The problem of excess energy storage might just have been resolved, as, according to the Institution of Mechanical Engineers (IMechE), liquid air is a strong competitor of batteries and hydrogen. Wind farms generate electricity at any time, therefore, when not used, this electricity can cool air to a cryogenic state. When needed, the air can be heated again in order to drive a turbine. The estimated efficiency of the process can reach up to 70%.
The idea for this technology belongs to an English garage inventor – Peter Dearman, who initially developed it to power vehicles. The process is now partly supported by the government and it will be trailed at a power station in Buckinghamshire.
In more detail, the process involves removal of CO2 and water vapour using the excess electricity. The remaining air, majority of which consists of nitrogen, is cooled and turned into liquid. This liquid is stored in vacuum containers and used when the demand for power rises. During the process of vaporization, it can be used to power the turbine and produce electricity.
IMechE officials state that this technique has the potential to boost the power generated by renewables. The process not only provides solutions for energy storage, but also can deal with the problem of waste industrial heat. Specialists at IMechE have estimated that although the efficiency of the technique reaches only 25%, when located next to a power station, the low-grade heath produced by the power plants can be stored and therefore increase the numbers drastically.
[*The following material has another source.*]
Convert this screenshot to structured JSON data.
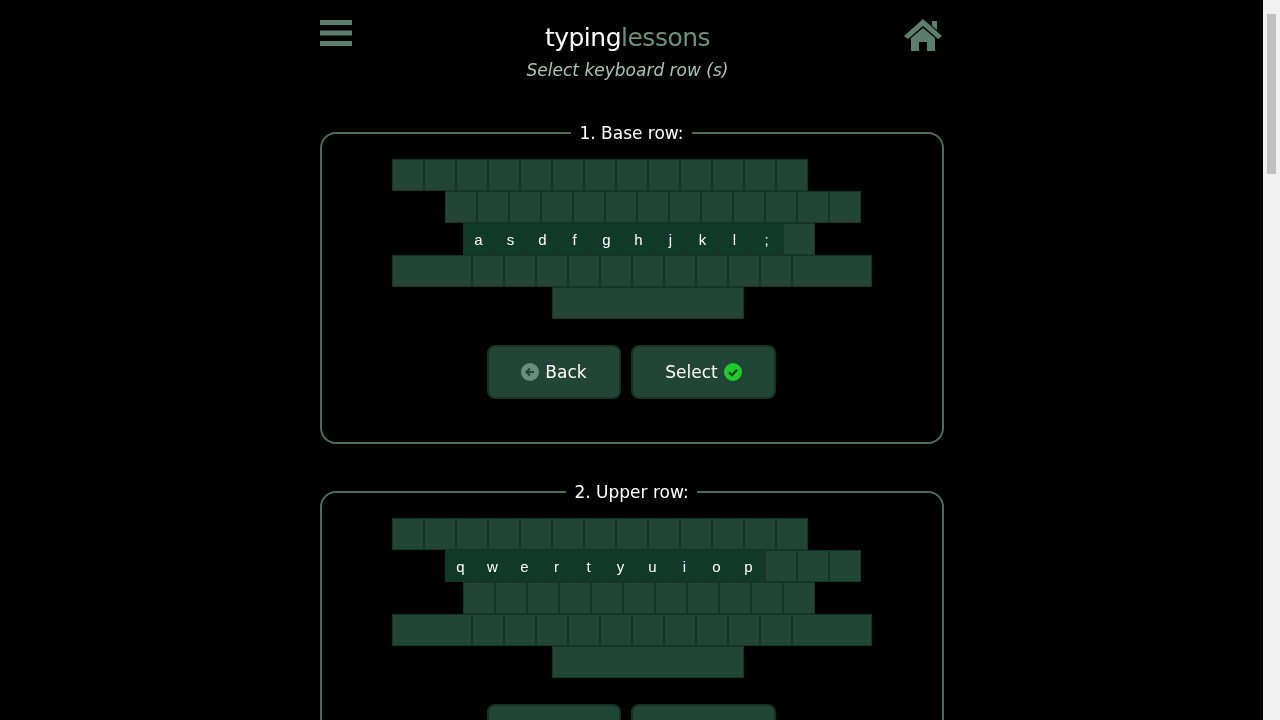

It is predicted that not long from now, batteries used to power electric cars might be used for household energy storage. However, as stated by the head of energy strategy for National Grid- Richard Smith, high importance should be given to alternative storage techniques, as they are of high demand. In addition, as John Scott from the Institution of Engineering Technology (IET) comments, currently the only storage medium in the UK is the pumped-hydro storage, which is highly limited to certain locations.
The Department of Energy and Climate Change (Decc) is now preparing a scheme to encourage innovations in energy storage.